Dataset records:
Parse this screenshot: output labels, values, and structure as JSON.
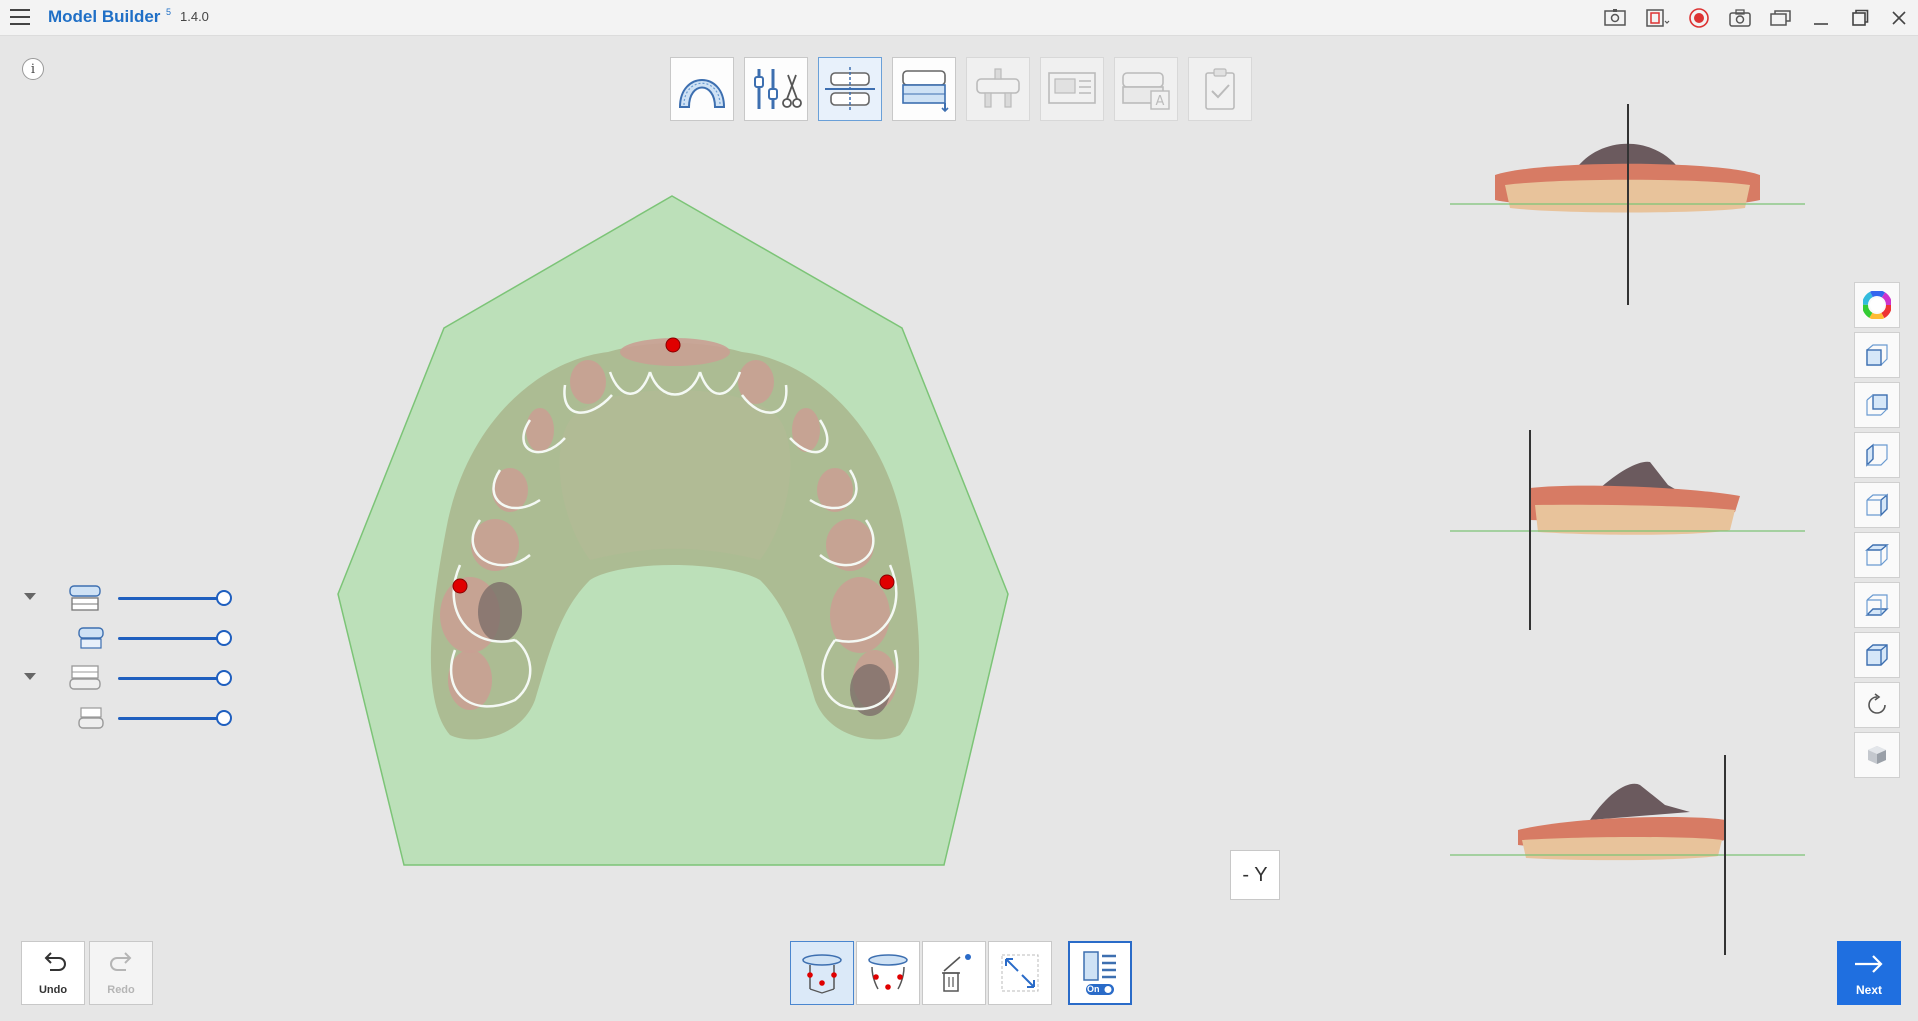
{
  "app": {
    "title": "Model Builder",
    "version": "1.4.0",
    "version_mark": "5"
  },
  "titlebar_icons": [
    "scan-image-icon",
    "window-record-icon",
    "record-icon",
    "camera-icon",
    "multi-window-icon",
    "minimize-icon",
    "restore-icon",
    "close-icon"
  ],
  "info": {
    "label": "i"
  },
  "workflow_steps": [
    {
      "name": "arch-step-icon",
      "state": "normal"
    },
    {
      "name": "trim-step-icon",
      "state": "normal"
    },
    {
      "name": "alignment-step-icon",
      "state": "active"
    },
    {
      "name": "base-step-icon",
      "state": "normal"
    },
    {
      "name": "pin-step-icon",
      "state": "disabled"
    },
    {
      "name": "label-step-icon",
      "state": "disabled"
    },
    {
      "name": "text-step-icon",
      "state": "disabled"
    },
    {
      "name": "check-step-icon",
      "state": "disabled"
    }
  ],
  "layers": [
    {
      "name": "upper-jaw-group",
      "expandable": true,
      "opacity": 1.0
    },
    {
      "name": "upper-jaw-model",
      "expandable": false,
      "opacity": 1.0
    },
    {
      "name": "lower-jaw-group",
      "expandable": true,
      "opacity": 1.0
    },
    {
      "name": "lower-jaw-model",
      "expandable": false,
      "opacity": 1.0
    }
  ],
  "view_tools": [
    "color-wheel-icon",
    "front-view-icon",
    "back-view-icon",
    "left-view-icon",
    "right-view-icon",
    "top-view-icon",
    "bottom-view-icon",
    "iso-view-icon",
    "reset-rotation-icon",
    "cube-icon"
  ],
  "axis": {
    "label": "- Y"
  },
  "history": {
    "undo_label": "Undo",
    "redo_label": "Redo"
  },
  "bottom_tools": [
    {
      "name": "three-point-plane-tool",
      "state": "active"
    },
    {
      "name": "plane-points-tool",
      "state": "normal"
    },
    {
      "name": "delete-points-tool",
      "state": "normal"
    },
    {
      "name": "resize-tool",
      "state": "normal"
    },
    {
      "name": "panel-toggle-tool",
      "state": "toggled",
      "toggle_text": "On"
    }
  ],
  "next": {
    "label": "Next"
  },
  "colors": {
    "accent": "#1f6fc6",
    "next_bg": "#1f6fe0",
    "plane_fill": "#b4deb0",
    "marker_red": "#e00000"
  }
}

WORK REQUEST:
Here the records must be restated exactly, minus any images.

TASK RESULT:
Parse this screenshot: output labels, values, and structure as JSON.
{
  "app": {
    "title": "Model Builder",
    "version": "1.4.0",
    "version_mark": "5"
  },
  "titlebar_icons": [
    "scan-image-icon",
    "window-record-icon",
    "record-icon",
    "camera-icon",
    "multi-window-icon",
    "minimize-icon",
    "restore-icon",
    "close-icon"
  ],
  "info": {
    "label": "i"
  },
  "workflow_steps": [
    {
      "name": "arch-step-icon",
      "state": "normal"
    },
    {
      "name": "trim-step-icon",
      "state": "normal"
    },
    {
      "name": "alignment-step-icon",
      "state": "active"
    },
    {
      "name": "base-step-icon",
      "state": "normal"
    },
    {
      "name": "pin-step-icon",
      "state": "disabled"
    },
    {
      "name": "label-step-icon",
      "state": "disabled"
    },
    {
      "name": "text-step-icon",
      "state": "disabled"
    },
    {
      "name": "check-step-icon",
      "state": "disabled"
    }
  ],
  "layers": [
    {
      "name": "upper-jaw-group",
      "expandable": true,
      "opacity": 1.0
    },
    {
      "name": "upper-jaw-model",
      "expandable": false,
      "opacity": 1.0
    },
    {
      "name": "lower-jaw-group",
      "expandable": true,
      "opacity": 1.0
    },
    {
      "name": "lower-jaw-model",
      "expandable": false,
      "opacity": 1.0
    }
  ],
  "view_tools": [
    "color-wheel-icon",
    "front-view-icon",
    "back-view-icon",
    "left-view-icon",
    "right-view-icon",
    "top-view-icon",
    "bottom-view-icon",
    "iso-view-icon",
    "reset-rotation-icon",
    "cube-icon"
  ],
  "axis": {
    "label": "- Y"
  },
  "history": {
    "undo_label": "Undo",
    "redo_label": "Redo"
  },
  "bottom_tools": [
    {
      "name": "three-point-plane-tool",
      "state": "active"
    },
    {
      "name": "plane-points-tool",
      "state": "normal"
    },
    {
      "name": "delete-points-tool",
      "state": "normal"
    },
    {
      "name": "resize-tool",
      "state": "normal"
    },
    {
      "name": "panel-toggle-tool",
      "state": "toggled",
      "toggle_text": "On"
    }
  ],
  "next": {
    "label": "Next"
  },
  "colors": {
    "accent": "#1f6fc6",
    "next_bg": "#1f6fe0",
    "plane_fill": "#b4deb0",
    "marker_red": "#e00000"
  }
}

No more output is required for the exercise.